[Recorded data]
────────

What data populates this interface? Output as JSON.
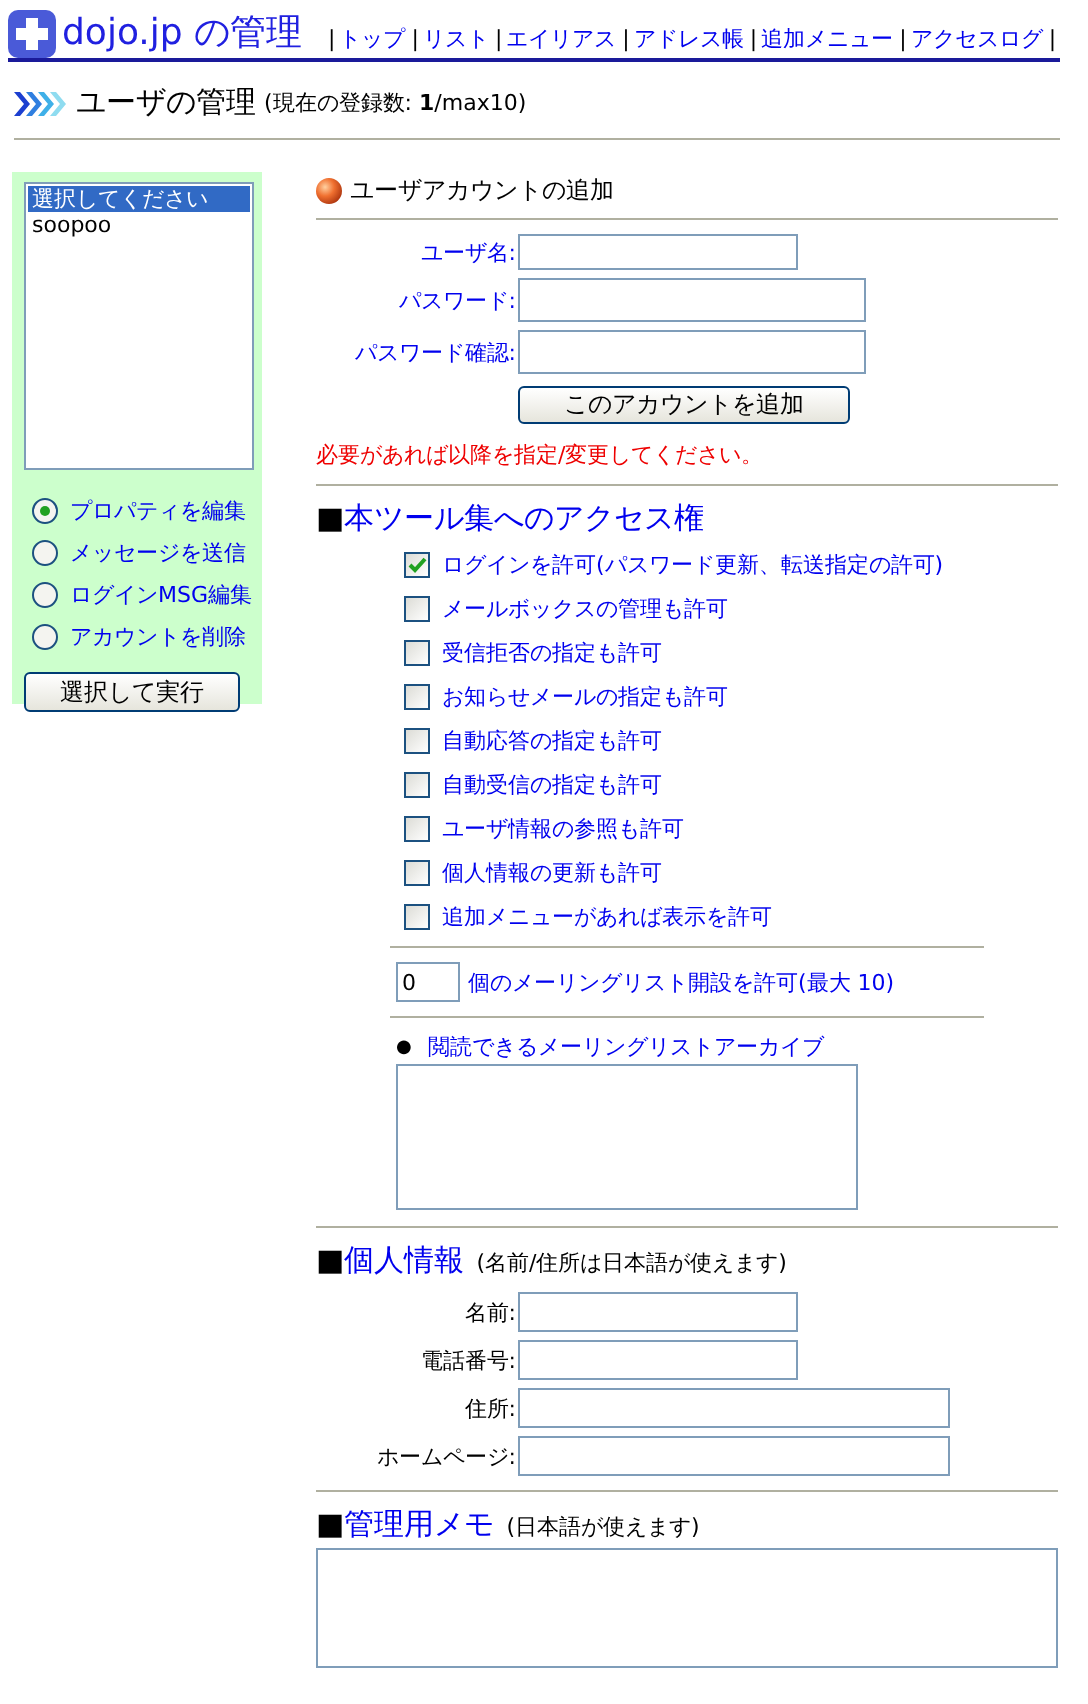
{
  "header": {
    "logo_text": "dojo.jp の管理",
    "nav": [
      {
        "separator": "|",
        "label": "トップ"
      },
      {
        "separator": "|",
        "label": "リスト"
      },
      {
        "separator": "|",
        "label": "エイリアス"
      },
      {
        "separator": "|",
        "label": "アドレス帳"
      },
      {
        "separator": "|",
        "label": "追加メニュー"
      },
      {
        "separator": "|",
        "label": "アクセスログ"
      }
    ],
    "nav_end": "|"
  },
  "page_title": {
    "title": "ユーザの管理",
    "note": "(現在の登録数: **1**/max10)"
  },
  "sidebar": {
    "users": [
      {
        "text": "選択してください",
        "selected": true
      },
      {
        "text": "soopoo",
        "selected": false
      }
    ],
    "actions": [
      {
        "label": "プロパティを編集",
        "selected": true
      },
      {
        "label": "メッセージを送信",
        "selected": false
      },
      {
        "label": "ログインMSG編集",
        "selected": false
      },
      {
        "label": "アカウントを削除",
        "selected": false
      }
    ],
    "button": "選択して実行"
  },
  "add_account": {
    "heading": "ユーザアカウントの追加",
    "fields": [
      {
        "label": "ユーザ名:",
        "kind": "short"
      },
      {
        "label": "パスワード:",
        "kind": "long"
      },
      {
        "label": "パスワード確認:",
        "kind": "long"
      }
    ],
    "button": "このアカウントを追加",
    "notice": "必要があれば以降を指定/変更してください。"
  },
  "access": {
    "bullet": "■",
    "title": "本ツール集へのアクセス権",
    "permissions": [
      {
        "label": "ログインを許可(パスワード更新、転送指定の許可)",
        "checked": true
      },
      {
        "label": "メールボックスの管理も許可",
        "checked": false
      },
      {
        "label": "受信拒否の指定も許可",
        "checked": false
      },
      {
        "label": "お知らせメールの指定も許可",
        "checked": false
      },
      {
        "label": "自動応答の指定も許可",
        "checked": false
      },
      {
        "label": "自動受信の指定も許可",
        "checked": false
      },
      {
        "label": "ユーザ情報の参照も許可",
        "checked": false
      },
      {
        "label": "個人情報の更新も許可",
        "checked": false
      },
      {
        "label": "追加メニューがあれば表示を許可",
        "checked": false
      }
    ],
    "mailing_lists": {
      "value": "0",
      "label": "個のメーリングリスト開設を許可(最大 10)"
    },
    "archive": {
      "bullet": "●",
      "label": "閲読できるメーリングリストアーカイブ"
    }
  },
  "personal": {
    "bullet": "■",
    "title": "個人情報",
    "note": "(名前/住所は日本語が使えます)",
    "fields": [
      {
        "label": "名前:",
        "kind": "short"
      },
      {
        "label": "電話番号:",
        "kind": "short"
      },
      {
        "label": "住所:",
        "kind": "long"
      },
      {
        "label": "ホームページ:",
        "kind": "long"
      }
    ]
  },
  "memo": {
    "bullet": "■",
    "title": "管理用メモ",
    "note": "(日本語が使えます)"
  }
}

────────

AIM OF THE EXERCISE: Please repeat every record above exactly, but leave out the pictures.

TASK RESULT:
What data populates this interface? Output as JSON.
{
  "header": {
    "logo_text": "dojo.jp の管理",
    "nav": [
      {
        "separator": "|",
        "label": "トップ"
      },
      {
        "separator": "|",
        "label": "リスト"
      },
      {
        "separator": "|",
        "label": "エイリアス"
      },
      {
        "separator": "|",
        "label": "アドレス帳"
      },
      {
        "separator": "|",
        "label": "追加メニュー"
      },
      {
        "separator": "|",
        "label": "アクセスログ"
      }
    ],
    "nav_end": "|"
  },
  "page_title": {
    "title": "ユーザの管理",
    "note": "(現在の登録数: **1**/max10)"
  },
  "sidebar": {
    "users": [
      {
        "text": "選択してください",
        "selected": true
      },
      {
        "text": "soopoo",
        "selected": false
      }
    ],
    "actions": [
      {
        "label": "プロパティを編集",
        "selected": true
      },
      {
        "label": "メッセージを送信",
        "selected": false
      },
      {
        "label": "ログインMSG編集",
        "selected": false
      },
      {
        "label": "アカウントを削除",
        "selected": false
      }
    ],
    "button": "選択して実行"
  },
  "add_account": {
    "heading": "ユーザアカウントの追加",
    "fields": [
      {
        "label": "ユーザ名:",
        "kind": "short"
      },
      {
        "label": "パスワード:",
        "kind": "long"
      },
      {
        "label": "パスワード確認:",
        "kind": "long"
      }
    ],
    "button": "このアカウントを追加",
    "notice": "必要があれば以降を指定/変更してください。"
  },
  "access": {
    "bullet": "■",
    "title": "本ツール集へのアクセス権",
    "permissions": [
      {
        "label": "ログインを許可(パスワード更新、転送指定の許可)",
        "checked": true
      },
      {
        "label": "メールボックスの管理も許可",
        "checked": false
      },
      {
        "label": "受信拒否の指定も許可",
        "checked": false
      },
      {
        "label": "お知らせメールの指定も許可",
        "checked": false
      },
      {
        "label": "自動応答の指定も許可",
        "checked": false
      },
      {
        "label": "自動受信の指定も許可",
        "checked": false
      },
      {
        "label": "ユーザ情報の参照も許可",
        "checked": false
      },
      {
        "label": "個人情報の更新も許可",
        "checked": false
      },
      {
        "label": "追加メニューがあれば表示を許可",
        "checked": false
      }
    ],
    "mailing_lists": {
      "value": "0",
      "label": "個のメーリングリスト開設を許可(最大 10)"
    },
    "archive": {
      "bullet": "●",
      "label": "閲読できるメーリングリストアーカイブ"
    }
  },
  "personal": {
    "bullet": "■",
    "title": "個人情報",
    "note": "(名前/住所は日本語が使えます)",
    "fields": [
      {
        "label": "名前:",
        "kind": "short"
      },
      {
        "label": "電話番号:",
        "kind": "short"
      },
      {
        "label": "住所:",
        "kind": "long"
      },
      {
        "label": "ホームページ:",
        "kind": "long"
      }
    ]
  },
  "memo": {
    "bullet": "■",
    "title": "管理用メモ",
    "note": "(日本語が使えます)"
  }
}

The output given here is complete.